Computer-aided design (CAD) is popular and has been used since the 1940s, but much has changed. Once only used by engineers to produce specific parts, today, CAD has evolved to just about every area of the art design.
Computer designs once were stiff and lifeless, but now organic shapes can be created that are virtually impossible to distinguish from real objects. The artificial look was replaced by a hyper-realistic feel that seduces the eye and intrigues the soul.
Computer design has become so sophisticated it offers an infinite range of possibilities. The technical barriers have been removed, allowing artists to create forms once practically very difficult or impossible to conceive.
However, the downside of this burst of power is that we risk becoming repetitive, pedestrian, and vulgar because computers have an innate talent to repeat the same results every single time, denying the unique expression and signature of the artist.
If the artist becomes too enamored with the tool rather than the objective or the intention of his creation, there is a risk of losing oneself to the glitz of technology for the sake of technology. The artist stops searching for originality and repeats what everybody else is doing because he is fooled into thinking that it is art. And there are other challenges.
The artist must be a master of this new electronic tool, which has a steep learning curve, but yet remain true to his vision and uniqueness - a true challenge but doable with training but at the cost of time and effort.
Luckily new software available now is remarkable and allows the artist much freedom and creativity. The big change occurred when 3D software, once the domain of engineers and tech gurus, was written for artists. Not only the designing tools but having the artist in mind.
One such software is ZBrush, which uses a technology called Pixol. If you have seen James Cameron's movie Avatar, you know what that is. The hyper-realistic and fantastic world that was created does not initially remind us of computers but something else.
ZBrush can create organic shapes using an equation derived from the mathematics of nature. Bezier curves and fractals. Bezier curves have been somewhat used in traditional 3D software, but ZBrush took this to a new level. They applied bezier curves in an organic and tridimensional way and in real-time. Allowing anyone to paint with brushes that simulate how nature constructs its forms. This was an astonishing discovery, and it changed the game.
Anything you draw in Zbrush looks real, but because it is. You see, traditional technology in 3D design tends to be stiff because they are mathematically perfect and exact. But no such thing exists in the real world. If you look at anything in our world very closely, you'll see that they are not perfect, and these imperfections are what make them real. And every form in the universe has its origins in a fractal environment.
I still think making jewelry using computers can be a stimulating experience as long as it is only one of the tools employed. After I create something with software, there is plenty of filling, polishing, and soldering. I use a variety of tools and different software. Sometimes for simple primitive shapes, I use Rhino 3D, which is easy to use yet very powerful and complex.
Some people will be led to believe that creating jewelry with computers somehow makes it easy. Nothing could be farther from the truth. One must be reminded that it should be only a tool in the creation process.
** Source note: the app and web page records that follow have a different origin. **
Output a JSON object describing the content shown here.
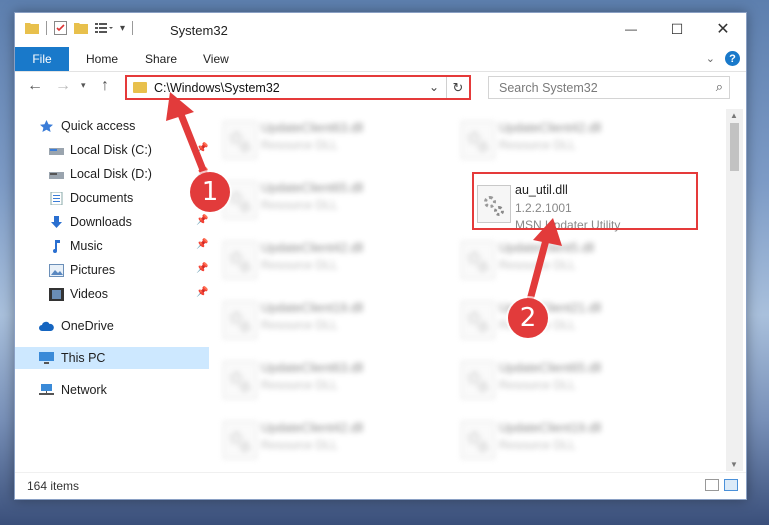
{
  "window": {
    "title": "System32",
    "minimize": "—",
    "maximize": "☐",
    "close": "✕"
  },
  "ribbon": {
    "tabs": [
      "File",
      "Home",
      "Share",
      "View"
    ]
  },
  "address": {
    "path": "C:\\Windows\\System32",
    "search_placeholder": "Search System32"
  },
  "sidebar": {
    "items": [
      {
        "label": "Quick access",
        "icon": "star-icon"
      },
      {
        "label": "Local Disk (C:)",
        "icon": "drive-icon"
      },
      {
        "label": "Local Disk (D:)",
        "icon": "drive-icon"
      },
      {
        "label": "Documents",
        "icon": "documents-icon"
      },
      {
        "label": "Downloads",
        "icon": "download-icon"
      },
      {
        "label": "Music",
        "icon": "music-icon"
      },
      {
        "label": "Pictures",
        "icon": "pictures-icon"
      },
      {
        "label": "Videos",
        "icon": "videos-icon"
      },
      {
        "label": "OneDrive",
        "icon": "cloud-icon"
      },
      {
        "label": "This PC",
        "icon": "computer-icon"
      },
      {
        "label": "Network",
        "icon": "network-icon"
      }
    ]
  },
  "files": {
    "left": [
      {
        "name": "UpdateClient63.dll",
        "desc": "Resource DLL"
      },
      {
        "name": "UpdateClient65.dll",
        "desc": "Resource DLL"
      },
      {
        "name": "UpdateClient42.dll",
        "desc": "Resource DLL"
      },
      {
        "name": "UpdateClient19.dll",
        "desc": "Resource DLL"
      },
      {
        "name": "UpdateClient63.dll",
        "desc": "Resource DLL"
      },
      {
        "name": "UpdateClient42.dll",
        "desc": "Resource DLL"
      }
    ],
    "right": [
      {
        "name": "UpdateClient42.dll",
        "desc": "Resource DLL"
      },
      {
        "name": "UpdateClient5.dll",
        "desc": "Resource DLL"
      },
      {
        "name": "UpdateClient21.dll",
        "desc": "Resource DLL"
      },
      {
        "name": "UpdateClient65.dll",
        "desc": "Resource DLL"
      },
      {
        "name": "UpdateClient19.dll",
        "desc": "Resource DLL"
      }
    ],
    "highlighted": {
      "name": "au_util.dll",
      "version": "1.2.2.1001",
      "desc": "MSN Updater Utility"
    }
  },
  "status": {
    "count": "164 items"
  },
  "annotations": {
    "step1": "1",
    "step2": "2",
    "color": "#e23b3b"
  }
}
Creating jewelry by hand using the old traditional ways will have unique results. Computers will take us in a different direction that can be creative and unique, but it leads to different challenges. The objective is to create inspirational art, and the challenge is to keep the artist focused on their creation and not the process.